**INFORMATION GIVEN**:
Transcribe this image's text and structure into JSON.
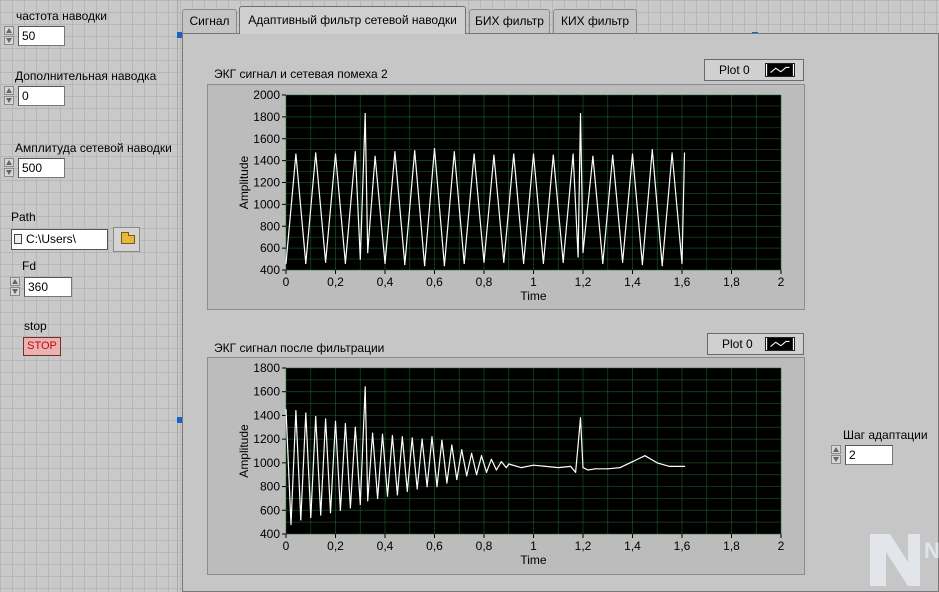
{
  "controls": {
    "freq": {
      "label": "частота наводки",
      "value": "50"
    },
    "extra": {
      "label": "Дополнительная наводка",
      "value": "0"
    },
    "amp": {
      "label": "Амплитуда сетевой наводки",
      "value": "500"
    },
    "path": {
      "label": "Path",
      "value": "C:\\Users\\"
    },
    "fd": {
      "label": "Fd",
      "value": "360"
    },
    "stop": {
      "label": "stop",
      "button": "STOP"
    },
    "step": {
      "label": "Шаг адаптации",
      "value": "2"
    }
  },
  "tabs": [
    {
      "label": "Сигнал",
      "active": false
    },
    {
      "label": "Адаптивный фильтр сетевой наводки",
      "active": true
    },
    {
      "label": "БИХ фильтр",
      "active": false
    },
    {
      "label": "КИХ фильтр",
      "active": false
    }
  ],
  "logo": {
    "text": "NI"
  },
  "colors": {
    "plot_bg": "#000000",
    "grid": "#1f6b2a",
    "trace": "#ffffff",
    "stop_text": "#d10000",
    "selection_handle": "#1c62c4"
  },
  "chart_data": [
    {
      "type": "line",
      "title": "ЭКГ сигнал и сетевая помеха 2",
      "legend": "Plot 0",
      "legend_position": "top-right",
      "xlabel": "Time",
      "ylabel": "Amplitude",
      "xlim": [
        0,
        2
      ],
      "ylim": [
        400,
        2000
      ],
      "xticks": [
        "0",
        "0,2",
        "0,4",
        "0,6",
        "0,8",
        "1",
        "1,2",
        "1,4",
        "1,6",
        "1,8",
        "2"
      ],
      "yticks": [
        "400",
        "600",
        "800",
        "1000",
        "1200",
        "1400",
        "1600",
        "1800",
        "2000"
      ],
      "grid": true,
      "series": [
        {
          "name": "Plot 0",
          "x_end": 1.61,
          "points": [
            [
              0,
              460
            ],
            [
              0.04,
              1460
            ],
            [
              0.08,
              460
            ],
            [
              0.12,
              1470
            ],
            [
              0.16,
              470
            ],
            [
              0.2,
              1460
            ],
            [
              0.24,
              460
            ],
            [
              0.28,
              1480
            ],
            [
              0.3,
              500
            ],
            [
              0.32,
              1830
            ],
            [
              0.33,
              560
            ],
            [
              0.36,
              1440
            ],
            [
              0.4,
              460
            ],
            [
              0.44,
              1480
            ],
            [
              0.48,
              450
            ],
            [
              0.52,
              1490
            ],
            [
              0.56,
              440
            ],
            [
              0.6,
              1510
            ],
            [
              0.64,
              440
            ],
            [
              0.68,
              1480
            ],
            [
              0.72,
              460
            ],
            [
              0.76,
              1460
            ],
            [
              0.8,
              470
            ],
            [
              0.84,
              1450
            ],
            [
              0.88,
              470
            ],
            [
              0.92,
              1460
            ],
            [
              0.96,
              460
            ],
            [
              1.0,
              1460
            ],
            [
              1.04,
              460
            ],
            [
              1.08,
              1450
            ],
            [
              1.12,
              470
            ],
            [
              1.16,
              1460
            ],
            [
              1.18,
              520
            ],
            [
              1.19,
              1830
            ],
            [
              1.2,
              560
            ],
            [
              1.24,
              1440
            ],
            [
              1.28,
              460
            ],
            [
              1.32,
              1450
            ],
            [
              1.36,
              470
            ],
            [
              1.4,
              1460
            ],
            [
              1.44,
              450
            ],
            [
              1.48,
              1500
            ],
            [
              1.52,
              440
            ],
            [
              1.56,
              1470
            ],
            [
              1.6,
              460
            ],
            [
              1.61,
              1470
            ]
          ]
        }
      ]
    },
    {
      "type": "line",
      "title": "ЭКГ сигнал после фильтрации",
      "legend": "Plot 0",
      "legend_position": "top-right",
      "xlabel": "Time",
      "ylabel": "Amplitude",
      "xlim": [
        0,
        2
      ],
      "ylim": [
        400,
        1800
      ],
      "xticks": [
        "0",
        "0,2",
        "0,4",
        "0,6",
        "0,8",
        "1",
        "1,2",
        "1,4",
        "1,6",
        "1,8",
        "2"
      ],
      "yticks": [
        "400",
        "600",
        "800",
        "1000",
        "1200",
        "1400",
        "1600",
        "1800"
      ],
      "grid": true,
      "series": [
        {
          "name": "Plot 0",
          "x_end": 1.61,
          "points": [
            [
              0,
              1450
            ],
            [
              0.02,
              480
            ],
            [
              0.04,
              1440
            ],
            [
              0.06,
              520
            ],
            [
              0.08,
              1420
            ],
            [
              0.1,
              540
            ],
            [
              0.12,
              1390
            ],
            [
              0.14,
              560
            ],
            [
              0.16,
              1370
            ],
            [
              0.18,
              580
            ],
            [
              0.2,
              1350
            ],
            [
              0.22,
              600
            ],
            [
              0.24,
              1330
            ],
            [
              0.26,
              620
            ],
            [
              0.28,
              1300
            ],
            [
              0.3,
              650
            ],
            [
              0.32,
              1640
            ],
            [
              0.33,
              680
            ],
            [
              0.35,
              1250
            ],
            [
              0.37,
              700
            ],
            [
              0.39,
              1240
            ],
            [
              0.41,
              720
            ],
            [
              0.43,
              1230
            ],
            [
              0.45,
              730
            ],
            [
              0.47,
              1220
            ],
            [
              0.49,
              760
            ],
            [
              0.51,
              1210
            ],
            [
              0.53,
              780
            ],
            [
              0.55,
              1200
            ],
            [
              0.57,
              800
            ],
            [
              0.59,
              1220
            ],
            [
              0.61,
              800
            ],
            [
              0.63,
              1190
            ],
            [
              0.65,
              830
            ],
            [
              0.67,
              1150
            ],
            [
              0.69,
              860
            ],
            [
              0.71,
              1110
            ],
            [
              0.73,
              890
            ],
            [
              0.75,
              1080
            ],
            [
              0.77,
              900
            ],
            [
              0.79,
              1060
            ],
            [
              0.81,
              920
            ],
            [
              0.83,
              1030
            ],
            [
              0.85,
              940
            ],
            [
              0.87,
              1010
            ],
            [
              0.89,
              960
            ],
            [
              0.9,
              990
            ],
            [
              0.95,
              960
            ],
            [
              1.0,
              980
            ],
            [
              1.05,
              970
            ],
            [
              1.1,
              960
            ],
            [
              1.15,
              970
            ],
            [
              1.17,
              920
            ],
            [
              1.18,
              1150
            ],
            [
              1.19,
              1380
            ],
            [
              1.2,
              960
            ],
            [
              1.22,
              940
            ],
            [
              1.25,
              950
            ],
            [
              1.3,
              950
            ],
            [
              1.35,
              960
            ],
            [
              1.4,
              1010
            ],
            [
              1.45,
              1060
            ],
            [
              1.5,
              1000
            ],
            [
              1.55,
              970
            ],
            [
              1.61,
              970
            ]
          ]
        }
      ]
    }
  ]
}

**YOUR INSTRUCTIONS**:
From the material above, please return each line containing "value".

**ANSWER**:
      "value": "50"
      "value": "0"
      "value": "500"
      "value": "C:\\Users\\"
      "value": "360"
      "value": "2"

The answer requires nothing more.